Conclusions 

I haven't yet built up a G5RV antenna in order to check the above features, which are obviously theoretical. However I have carried out some tests with a 2x10m center-fed antenna fed by a 450 ohms twin-lead and a 1/1 balun connected to the asymmetrical out put of my ATU, see remote balun, so:

q An ATU is required to match the various impedance got at the end of the stub
q The ATU can meet its matching goal on some band but possibly not on some other
q The ATU cannot suppress the SWR in the coaxial line and consequently the losses as well
q If a balun is used there will be more losses on some band
q Although the original article tell that it is conceivable to use a balun, to day on the web it is recommended not to do so, of course it is understandable that the wonderful balun  doesn't exist.

 

Solution 

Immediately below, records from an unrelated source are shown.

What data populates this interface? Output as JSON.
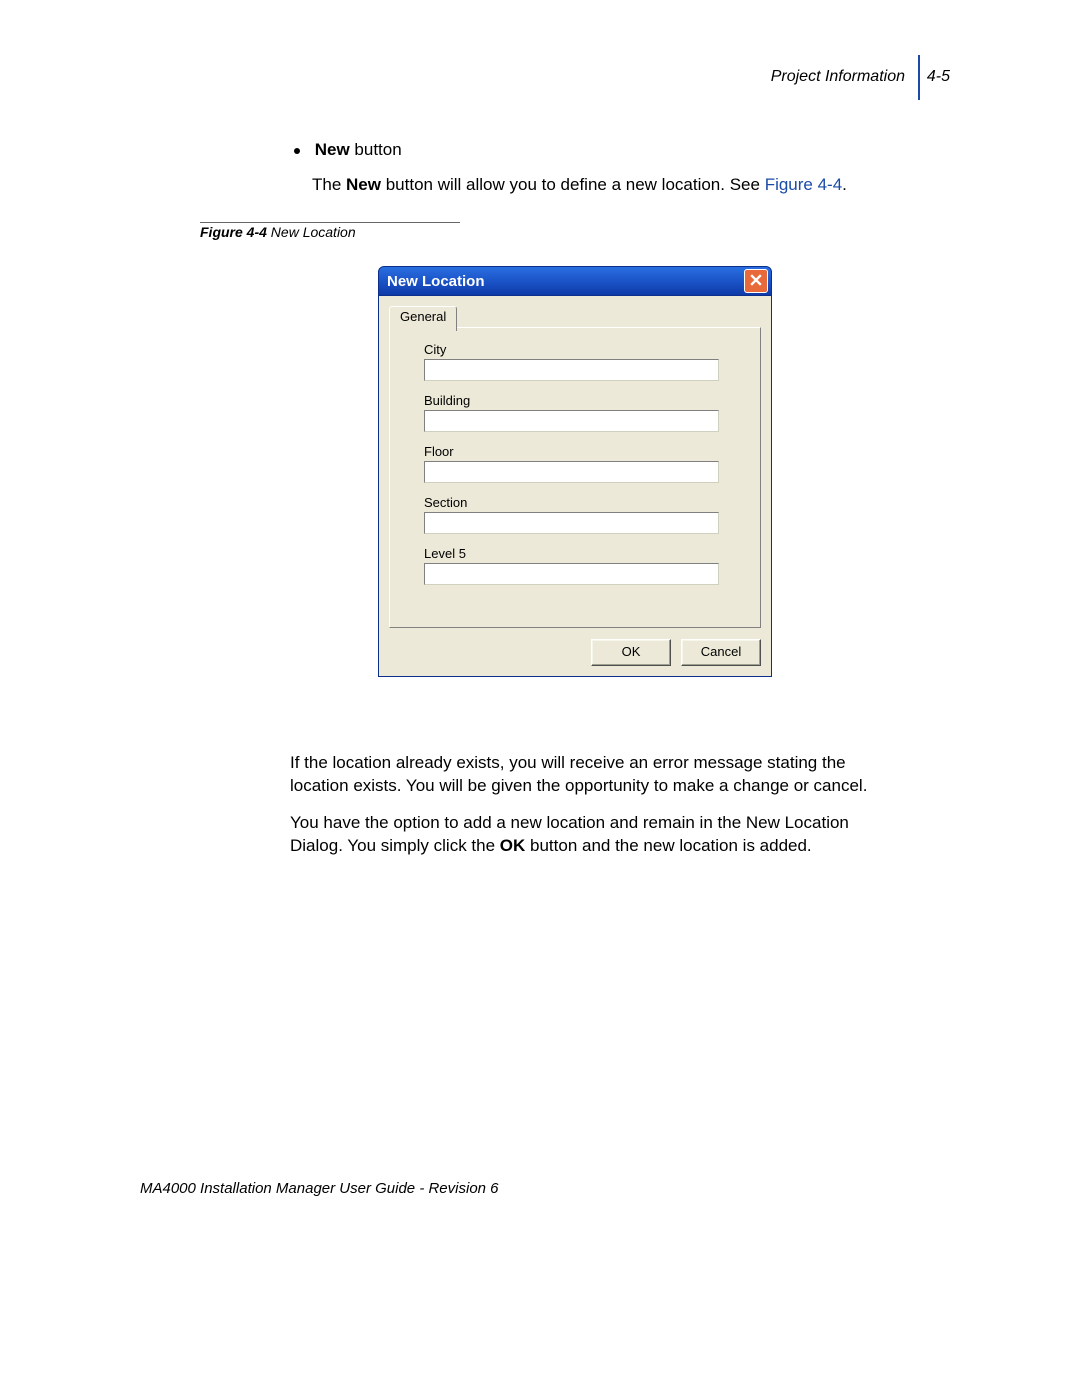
{
  "header": {
    "section": "Project Information",
    "pagenum": "4-5"
  },
  "body": {
    "bullet_bold": "New",
    "bullet_rest": " button",
    "p1_a": "The ",
    "p1_bold": "New",
    "p1_b": " button will allow you to define a new location. See ",
    "p1_link": "Figure 4-4",
    "p1_c": ".",
    "p2": "If the location already exists, you will receive an error message stating the location exists. You will be given the opportunity to make a change or cancel.",
    "p3_a": "You have the option to add a new location and remain in the New Location Dialog. You simply click the ",
    "p3_bold": "OK",
    "p3_b": " button and the new location is added."
  },
  "figure": {
    "label_bold": "Figure 4-4",
    "label_rest": "  New Location"
  },
  "dialog": {
    "title": "New Location",
    "tab": "General",
    "fields": [
      {
        "label": "City",
        "value": ""
      },
      {
        "label": "Building",
        "value": ""
      },
      {
        "label": "Floor",
        "value": ""
      },
      {
        "label": "Section",
        "value": ""
      },
      {
        "label": "Level 5",
        "value": ""
      }
    ],
    "ok": "OK",
    "cancel": "Cancel"
  },
  "footer": "MA4000 Installation Manager User Guide - Revision 6"
}
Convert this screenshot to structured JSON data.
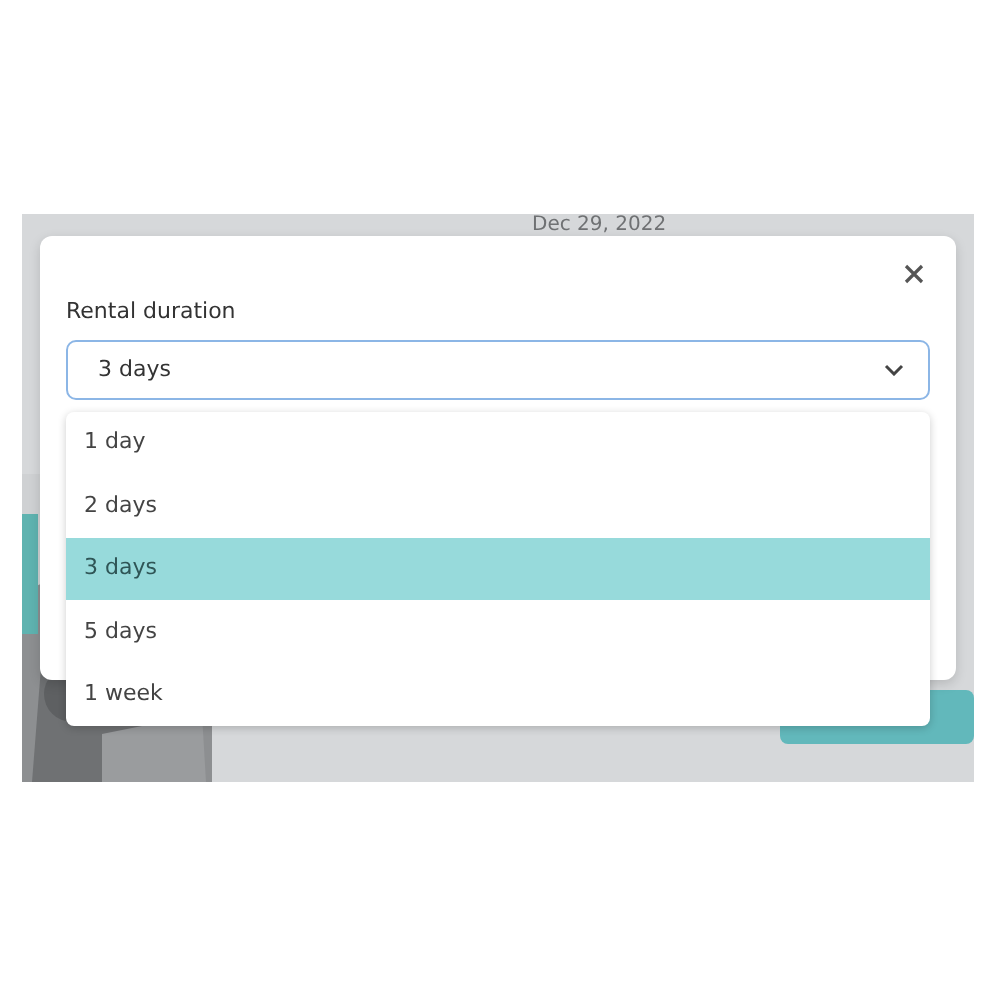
{
  "background": {
    "date": "Dec 29, 2022"
  },
  "modal": {
    "label": "Rental duration",
    "select": {
      "value": "3 days",
      "expanded": true
    },
    "options": [
      {
        "label": "1 day",
        "selected": false
      },
      {
        "label": "2 days",
        "selected": false
      },
      {
        "label": "3 days",
        "selected": true
      },
      {
        "label": "5 days",
        "selected": false
      },
      {
        "label": "1 week",
        "selected": false
      }
    ]
  }
}
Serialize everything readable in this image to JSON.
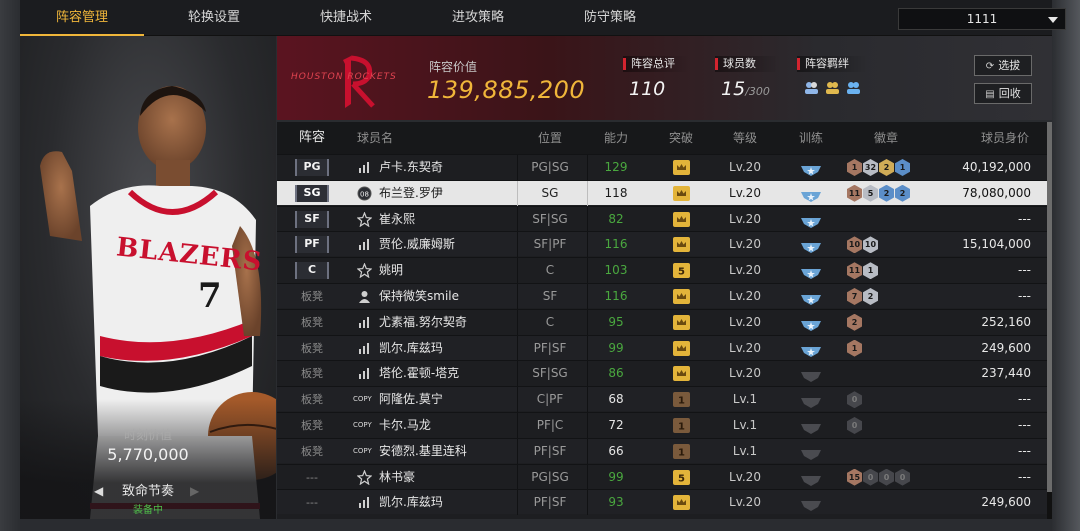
{
  "tabs": [
    {
      "label": "阵容管理",
      "active": true
    },
    {
      "label": "轮换设置",
      "active": false
    },
    {
      "label": "快捷战术",
      "active": false
    },
    {
      "label": "进攻策略",
      "active": false
    },
    {
      "label": "防守策略",
      "active": false
    }
  ],
  "team_select": {
    "value": "1111"
  },
  "card": {
    "value_label": "时刻价值",
    "value": "5,770,000",
    "skill": "致命节奏",
    "equipped": "装备中",
    "jersey_text": "BLAZERS",
    "jersey_number": "7"
  },
  "summary": {
    "logo_text": "HOUSTON ROCKETS",
    "value_label": "阵容价值",
    "value": "139,885,200",
    "rating_label": "阵容总评",
    "rating": "110",
    "count_label": "球员数",
    "count": "15",
    "count_max": "/300",
    "chem_label": "阵容羁绊",
    "select_btn": "选拔",
    "recycle_btn": "回收"
  },
  "columns": [
    "阵容",
    "球员名",
    "位置",
    "能力",
    "突破",
    "等级",
    "训练",
    "徽章",
    "球员身价"
  ],
  "rows": [
    {
      "slot": "PG",
      "name": "卢卡.东契奇",
      "icon": "bars",
      "pos": "PG|SG",
      "ability": "129",
      "green": true,
      "break": "crown",
      "level": "Lv.20",
      "train": "star",
      "badges": [
        [
          "b-bronze",
          "1"
        ],
        [
          "b-silver",
          "32"
        ],
        [
          "b-gold",
          "2"
        ],
        [
          "b-blue",
          "1"
        ]
      ],
      "value": "40,192,000"
    },
    {
      "slot": "SG",
      "name": "布兰登.罗伊",
      "icon": "badge",
      "pos": "SG",
      "ability": "118",
      "green": false,
      "break": "crown",
      "level": "Lv.20",
      "train": "star",
      "badges": [
        [
          "b-bronze",
          "11"
        ],
        [
          "b-silver",
          "5"
        ],
        [
          "b-blue",
          "2"
        ],
        [
          "b-blue",
          "2"
        ]
      ],
      "value": "78,080,000",
      "selected": true
    },
    {
      "slot": "SF",
      "name": "崔永熙",
      "icon": "star",
      "pos": "SF|SG",
      "ability": "82",
      "green": true,
      "break": "crown",
      "level": "Lv.20",
      "train": "star",
      "badges": [],
      "value": "---"
    },
    {
      "slot": "PF",
      "name": "贾伦.威廉姆斯",
      "icon": "bars",
      "pos": "SF|PF",
      "ability": "116",
      "green": true,
      "break": "crown",
      "level": "Lv.20",
      "train": "star",
      "badges": [
        [
          "b-bronze",
          "10"
        ],
        [
          "b-silver",
          "10"
        ]
      ],
      "value": "15,104,000"
    },
    {
      "slot": "C",
      "name": "姚明",
      "icon": "star",
      "pos": "C",
      "ability": "103",
      "green": true,
      "break": "five",
      "level": "Lv.20",
      "train": "star",
      "badges": [
        [
          "b-bronze",
          "11"
        ],
        [
          "b-silver",
          "1"
        ]
      ],
      "value": "---"
    },
    {
      "slot": "板凳",
      "name": "保持微笑smile",
      "icon": "person",
      "pos": "SF",
      "ability": "116",
      "green": true,
      "break": "crown",
      "level": "Lv.20",
      "train": "star",
      "badges": [
        [
          "b-bronze",
          "7"
        ],
        [
          "b-silver",
          "2"
        ]
      ],
      "value": "---"
    },
    {
      "slot": "板凳",
      "name": "尤素福.努尔契奇",
      "icon": "bars",
      "pos": "C",
      "ability": "95",
      "green": true,
      "break": "crown",
      "level": "Lv.20",
      "train": "star",
      "badges": [
        [
          "b-bronze",
          "2"
        ]
      ],
      "value": "252,160"
    },
    {
      "slot": "板凳",
      "name": "凯尔.库兹玛",
      "icon": "bars",
      "pos": "PF|SF",
      "ability": "99",
      "green": true,
      "break": "crown",
      "level": "Lv.20",
      "train": "star",
      "badges": [
        [
          "b-bronze",
          "1"
        ]
      ],
      "value": "249,600"
    },
    {
      "slot": "板凳",
      "name": "塔伦.霍顿-塔克",
      "icon": "bars",
      "pos": "SF|SG",
      "ability": "86",
      "green": true,
      "break": "crown",
      "level": "Lv.20",
      "train": "gray",
      "badges": [],
      "value": "237,440"
    },
    {
      "slot": "板凳",
      "name": "阿隆佐.莫宁",
      "icon": "copy",
      "pos": "C|PF",
      "ability": "68",
      "green": false,
      "break": "one",
      "level": "Lv.1",
      "train": "gray",
      "badges": [
        [
          "b-dark",
          "0"
        ]
      ],
      "value": "---"
    },
    {
      "slot": "板凳",
      "name": "卡尔.马龙",
      "icon": "copy",
      "pos": "PF|C",
      "ability": "72",
      "green": false,
      "break": "one",
      "level": "Lv.1",
      "train": "gray",
      "badges": [
        [
          "b-dark",
          "0"
        ]
      ],
      "value": "---"
    },
    {
      "slot": "板凳",
      "name": "安德烈.基里连科",
      "icon": "copy",
      "pos": "PF|SF",
      "ability": "66",
      "green": false,
      "break": "one",
      "level": "Lv.1",
      "train": "gray",
      "badges": [],
      "value": "---"
    },
    {
      "slot": "---",
      "name": "林书豪",
      "icon": "star",
      "pos": "PG|SG",
      "ability": "99",
      "green": true,
      "break": "five",
      "level": "Lv.20",
      "train": "gray",
      "badges": [
        [
          "b-bronze",
          "15"
        ],
        [
          "b-dark",
          "0"
        ],
        [
          "b-dark",
          "0"
        ],
        [
          "b-dark",
          "0"
        ]
      ],
      "value": "---"
    },
    {
      "slot": "---",
      "name": "凯尔.库兹玛",
      "icon": "bars",
      "pos": "PF|SF",
      "ability": "93",
      "green": true,
      "break": "crown",
      "level": "Lv.20",
      "train": "gray",
      "badges": [],
      "value": "249,600"
    }
  ],
  "copy_tag": "COPY",
  "colors": {
    "accent": "#f0b63a",
    "team_red": "#d3242f",
    "ability_green": "#4aa83f",
    "selected_row": "#e6e6e6"
  }
}
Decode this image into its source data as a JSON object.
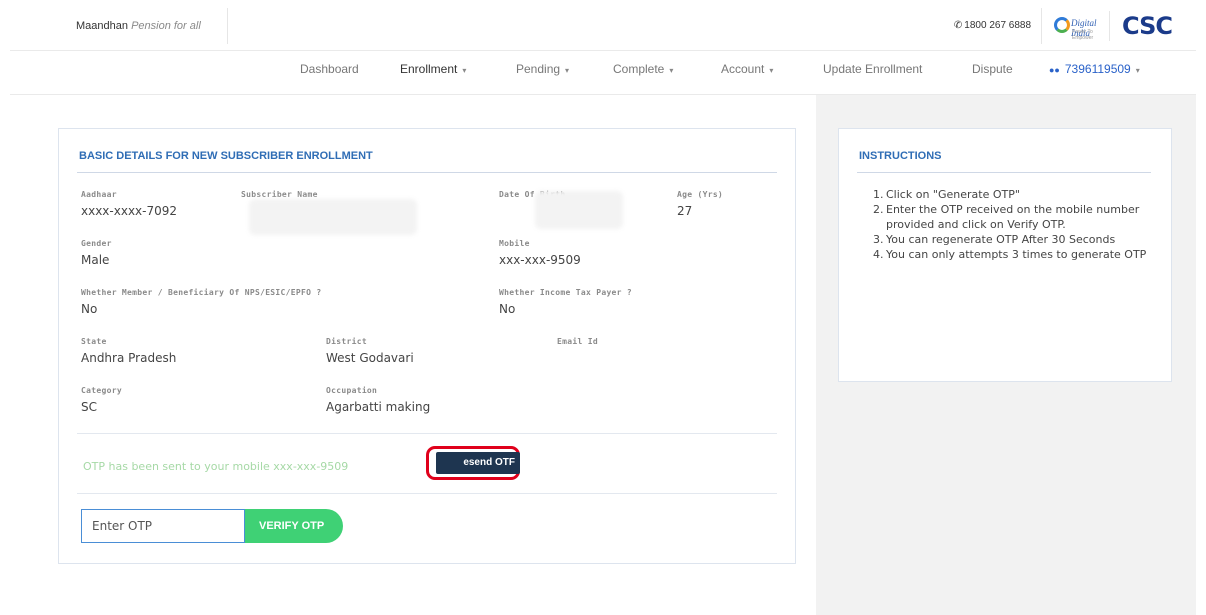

q If like me you hate to waste power in a loss-making system of antenna feeding, the solution to run the multiband properties of a 3/2-wave-20m is to use an ATU with symmetrical  output. The symmetric line length required is no longer 10.36m (34 feet), but it must be optimised as regards the ATU possibilities. Even if it is right that the line work with a very high SWR, due to its conception a parallel conductor line generates tiny losses in standing wave rating. But it's no longer definitively a G5RV antenna.